Bike-share is just one element in a growing network of bicycle infrastructure and support services in Cincinnati. Several advocacy groups and non-profits, such as Green Umbrella and Groundwork Cincinnati, are working to expand the existing bike trail system by securing funding for improvements and connections. Queen City Bike, an advocacy organization, coordinates with government to improve conditions for people on bikes and orchestrates bike events. The MoBo Bicycle Coop provides a place where people can learn how to work on their own bikes, with assistance from volunteers and access to tools. And the Cincinnati Bike Center is a facility where member bike commuters have access to secure parking, showers, lockers and other amenities.
In 2010, the city adopted a Bicycle Transportation Program with the mission “to make bicycling an integral part of daily life in Cincinnati, so that persons of all ages and abilities utilize bicycles for all types of trips.” So far, the program has put in 10 miles of new bike lanes and 20 miles of shared-use paths, along with hundreds of bike racks. The ultimate goal, by 2025, is a network of 445 miles of on- and off-road bike facilities.
Cincinnati also has an important asset that is less measurable, according to Red Bike’s Barron: The atmosphere on its streets is generally friendly and tolerant. “Cincinnati is a really polite city,” he says. “That carries over to bike riding. We haven’t had any bad experiences with cars. People are really patient.”
If Cincinnati can hold onto that attitude, the number of people riding bikes seems destined to keep growing.

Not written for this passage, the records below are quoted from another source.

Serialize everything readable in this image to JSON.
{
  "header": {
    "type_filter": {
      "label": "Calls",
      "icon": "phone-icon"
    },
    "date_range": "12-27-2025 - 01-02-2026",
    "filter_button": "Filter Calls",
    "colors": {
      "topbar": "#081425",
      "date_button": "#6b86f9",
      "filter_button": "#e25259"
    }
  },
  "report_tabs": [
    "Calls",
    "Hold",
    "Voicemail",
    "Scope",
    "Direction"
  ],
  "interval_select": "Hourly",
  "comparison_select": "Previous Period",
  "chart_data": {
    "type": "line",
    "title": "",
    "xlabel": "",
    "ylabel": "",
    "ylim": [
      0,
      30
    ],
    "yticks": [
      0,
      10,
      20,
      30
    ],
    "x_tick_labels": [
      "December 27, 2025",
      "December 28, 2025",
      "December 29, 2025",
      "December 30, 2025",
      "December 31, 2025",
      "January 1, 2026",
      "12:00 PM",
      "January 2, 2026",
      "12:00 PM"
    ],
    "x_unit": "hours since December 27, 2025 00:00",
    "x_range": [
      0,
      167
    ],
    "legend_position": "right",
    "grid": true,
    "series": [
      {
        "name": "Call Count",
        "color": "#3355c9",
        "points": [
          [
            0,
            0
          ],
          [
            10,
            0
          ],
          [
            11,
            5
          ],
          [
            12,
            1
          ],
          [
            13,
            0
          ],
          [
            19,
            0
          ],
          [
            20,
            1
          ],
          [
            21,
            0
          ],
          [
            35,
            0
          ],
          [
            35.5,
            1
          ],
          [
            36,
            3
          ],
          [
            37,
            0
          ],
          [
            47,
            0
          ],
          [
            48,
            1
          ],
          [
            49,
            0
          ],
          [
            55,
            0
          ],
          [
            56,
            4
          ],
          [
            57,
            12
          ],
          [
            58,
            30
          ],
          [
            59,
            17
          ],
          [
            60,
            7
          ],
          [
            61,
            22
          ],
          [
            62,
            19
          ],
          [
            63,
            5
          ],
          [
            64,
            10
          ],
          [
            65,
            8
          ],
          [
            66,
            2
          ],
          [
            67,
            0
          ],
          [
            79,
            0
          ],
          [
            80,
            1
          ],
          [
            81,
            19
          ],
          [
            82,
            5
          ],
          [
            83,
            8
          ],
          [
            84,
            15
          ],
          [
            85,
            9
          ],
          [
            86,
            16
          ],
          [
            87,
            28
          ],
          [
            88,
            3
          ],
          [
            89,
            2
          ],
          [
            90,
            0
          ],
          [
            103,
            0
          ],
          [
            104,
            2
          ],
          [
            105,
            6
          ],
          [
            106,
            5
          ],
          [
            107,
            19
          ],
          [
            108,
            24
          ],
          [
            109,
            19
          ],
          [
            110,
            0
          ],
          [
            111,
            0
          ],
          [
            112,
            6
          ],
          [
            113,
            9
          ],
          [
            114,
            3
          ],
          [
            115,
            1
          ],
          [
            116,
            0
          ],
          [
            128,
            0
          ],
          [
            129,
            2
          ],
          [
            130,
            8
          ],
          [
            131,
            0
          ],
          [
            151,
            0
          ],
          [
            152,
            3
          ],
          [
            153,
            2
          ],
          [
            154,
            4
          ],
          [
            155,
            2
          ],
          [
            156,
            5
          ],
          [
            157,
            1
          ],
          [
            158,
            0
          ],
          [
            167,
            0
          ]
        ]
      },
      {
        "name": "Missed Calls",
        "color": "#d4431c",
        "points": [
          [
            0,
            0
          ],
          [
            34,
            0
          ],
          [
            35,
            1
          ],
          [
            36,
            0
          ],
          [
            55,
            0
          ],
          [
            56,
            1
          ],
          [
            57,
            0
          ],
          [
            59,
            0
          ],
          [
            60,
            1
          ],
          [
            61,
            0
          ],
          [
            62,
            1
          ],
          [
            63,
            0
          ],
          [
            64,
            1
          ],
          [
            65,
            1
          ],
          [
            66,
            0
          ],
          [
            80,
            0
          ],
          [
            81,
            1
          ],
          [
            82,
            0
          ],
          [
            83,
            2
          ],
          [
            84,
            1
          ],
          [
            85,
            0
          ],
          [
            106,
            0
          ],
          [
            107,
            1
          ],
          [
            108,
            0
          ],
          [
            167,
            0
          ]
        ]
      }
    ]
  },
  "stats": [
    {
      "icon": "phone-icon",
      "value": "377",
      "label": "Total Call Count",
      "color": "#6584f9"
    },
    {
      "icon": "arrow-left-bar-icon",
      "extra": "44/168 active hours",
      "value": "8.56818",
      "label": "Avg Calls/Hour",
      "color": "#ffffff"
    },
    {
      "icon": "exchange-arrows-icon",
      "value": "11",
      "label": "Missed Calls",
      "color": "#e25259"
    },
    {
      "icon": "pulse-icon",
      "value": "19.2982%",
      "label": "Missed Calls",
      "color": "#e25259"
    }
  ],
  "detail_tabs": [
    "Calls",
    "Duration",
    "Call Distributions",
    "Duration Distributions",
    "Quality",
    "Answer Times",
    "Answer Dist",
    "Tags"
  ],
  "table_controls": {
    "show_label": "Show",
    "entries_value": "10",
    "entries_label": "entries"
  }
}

The Works is made possible with the support of the Surdna Foundation.
Sarah Goodyear has written about cities for a variety of publications, including CityLab, Grist and Streetsblog. She lives in Brooklyn.